Mary Nelson has overseen welfare benefits in Ramsey County since Ronald Reagan was president and the Soviet Union was our communist nemesis.
But one thing has remained constant over the decades: the size of Minnesota's welfare checks.
A single parent with one child received $437 a month in 1986 -- and still does today. Ditto for a parent with two children, who receives $532.
These stagnant numbers are coming under increased focus in the human-service community. Welfare spending is a target of state budget cuts, while the collapsing economy is increasing the number who need help.
"Most people don't have a clue that our welfare benefits have been frozen more than 20 years,'' Nelson said. "And it's not just government officials. You should see the faces of some of the people who come here and apply for benefits when they learn the size of the grant.''
Meanwhile, a recent study shows that Minnesota's welfare benefits no longer are among the highest in the nation. Instead they rank 16th nationally, according to a survey by the Center on Budget and Policy Priorities, a Washington research group.
Alaska, which gives $923 a month to a single parent with two children, topped the list. Mississippi was at the bottom, offering $170 a month for a family that size.
To legislators such as Rep Marty Seifert, R-Marshall, the House minority leader who has led the charge to curb welfare spending and fraud, the frozen benefits and latest research are no reason to change course.
"What do we give out for housing [subsidies]?'' Seifert asked. "What do we give out for medical assistance? What do we give out for child-care assistance? You need to look at the whole package."
But to human service leaders such as Nelson, some increase is in order.
"Nothing in the economy stands still,'' said Nelson. "We expect these families to go out and find a job, yet the cost of transportation goes up, the cost of housing goes up, the cost of a phone line goes up.''
The size of Minnesota's welfare benefits may be of increasing interest as growing numbers of unemployed Minnesotans turn to public assistance. Welfare cases are up about 2,000 over the past year, to 37,100. That's about 101,000 Minnesota parents and children, state records show.
"It [welfare applications] tends to lag behind the rest of the economy,'' said Chuck Johnson, assistant commissioner at the Minnesota Department of Human Services. "I've heard from counties that applications are really up. We expect things to start climbing right now.''
On a recent afternoon at the Ramsey County Government Center, a steady stream of parents and children walked into the lobby of the public assistance office. The workers behind the counter said they're seeing a new group of applicants -- single parents who in stronger economies hold down full-time jobs -- in addition to the usual younger single mothers with kids.
Desire Vang was among the parents filling out public assistance applications. The mother of a 6-month-old son, she said she never had applied before but was grateful to get financial help while finishing her schooling. But even living with her grandmother, it would be tough to make ends meet, she said.
Vang said she couldn't imagine trying to live on her own with $437 a month in cash and $285 in food stamps, which is what a family of two receives.

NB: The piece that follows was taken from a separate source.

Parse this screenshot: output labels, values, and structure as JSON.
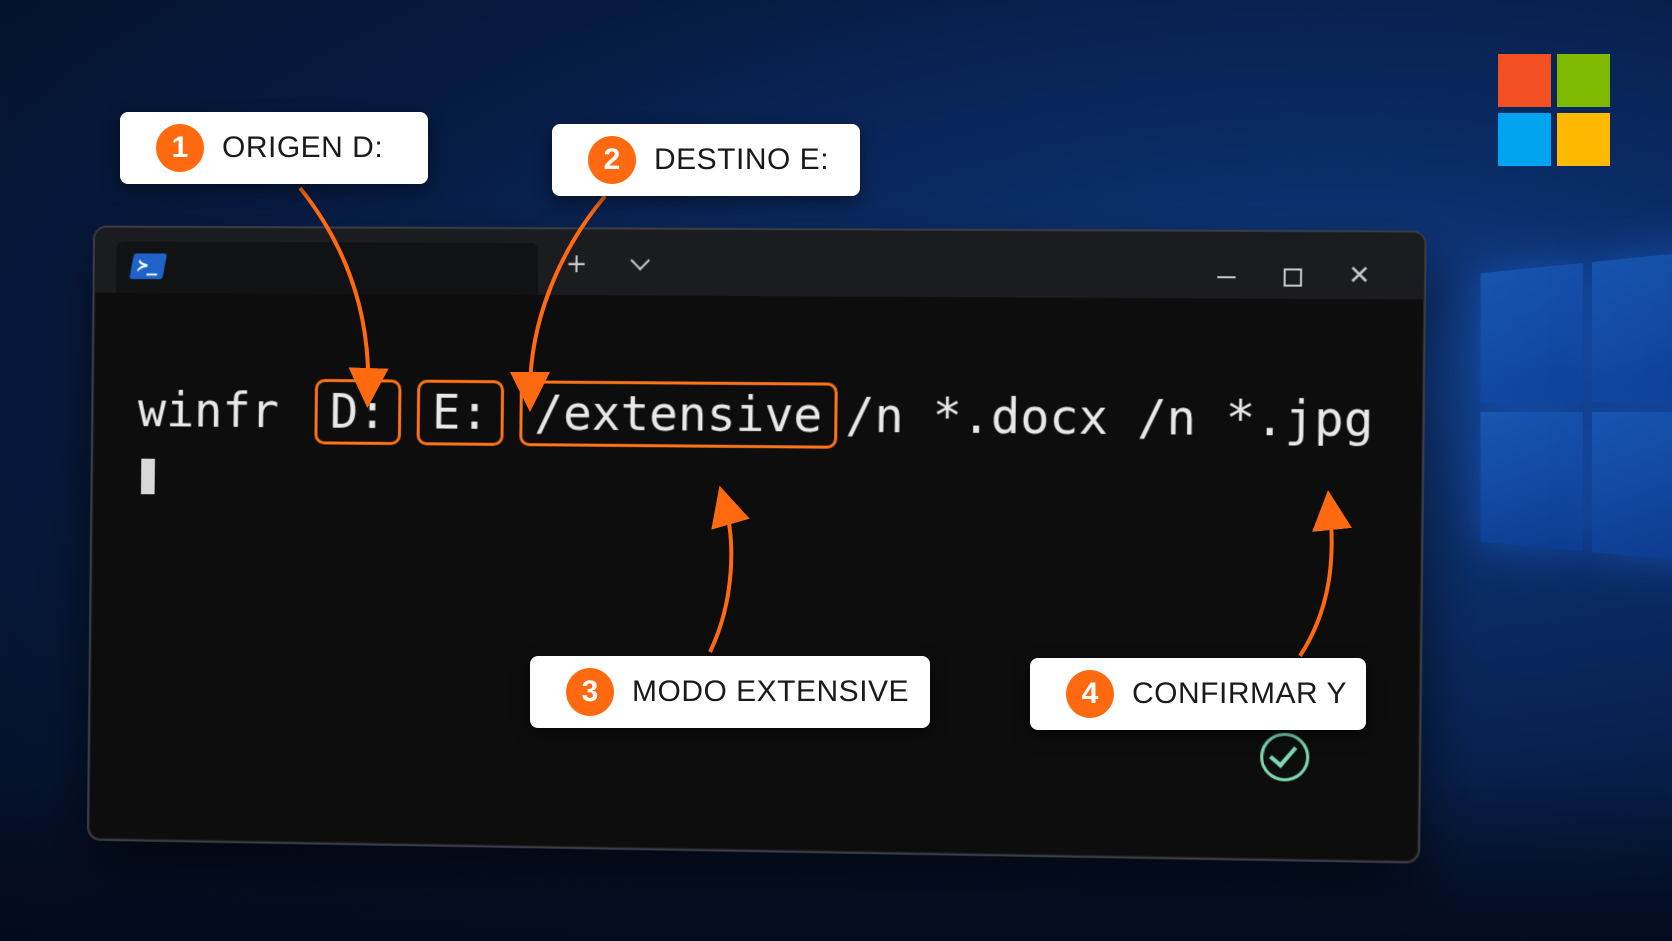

"When they told me how much [welfare] people get, it was like, 'How can you live on that?''' said Vang of St. Paul.
"A one-bedroom apartment is at least $600," she said. "My baby goes through a can of Similac [infant formula] about every two or three days, and that costs $15. A box of 80 diapers is about $20."
To be sure, many welfare recipients are working at least part time to have some extra income. They also receive food stamps and medical assistance. And about 17 percent get a housing subsidy, according to the state.
Enough, or too little?
Depending on where you stand, that's either very generous or too little.
Seifert says Minnesota's welfare recipients have ample state support -- and not enough accountability. However, if welfare benefits had kept pace with inflation, families today would be receiving $841 for a family of two and $1,025 for a family of three.
Nobody is advocating for such a dramatic increase. But over the years, several bills in the Legislature have sought to increase the amount in Minnesota's welfare checks, Johnson said. The Department of Human Services has not advocated for an increase, he said, in part because it's struggling to keep pace with funding for the soaring cost of its medical assistance program and long-term care for the elderly.
This session, a half-dozen bills to curb welfare spending have been introduced. One would require welfare applicants moving to Minnesota from states with lower benefits to receive the same amount of money they would have received back home. Another would require welfare recipients living in subsidized housing to get $100 a month docked from their welfare checks, up from the current $50. Others would beef up welfare fraud investigations or require applicants to be fingerprinted or submit to drug tests.
Parents such as Vang aren't monitoring those debates. She left the welfare office with a stack of papers to fill out and thoughts for a family budget. And Nelson is continuing to keep tabs on how the economic downturn is affecting her public assistance programs.
Many once-middle-class families may not qualify for welfare now because of asset limits for items such as cars and other vehicles, including boats and snowmobiles, she said. But in these times, that could change.
Jean Hopfensperger • 651-298-1553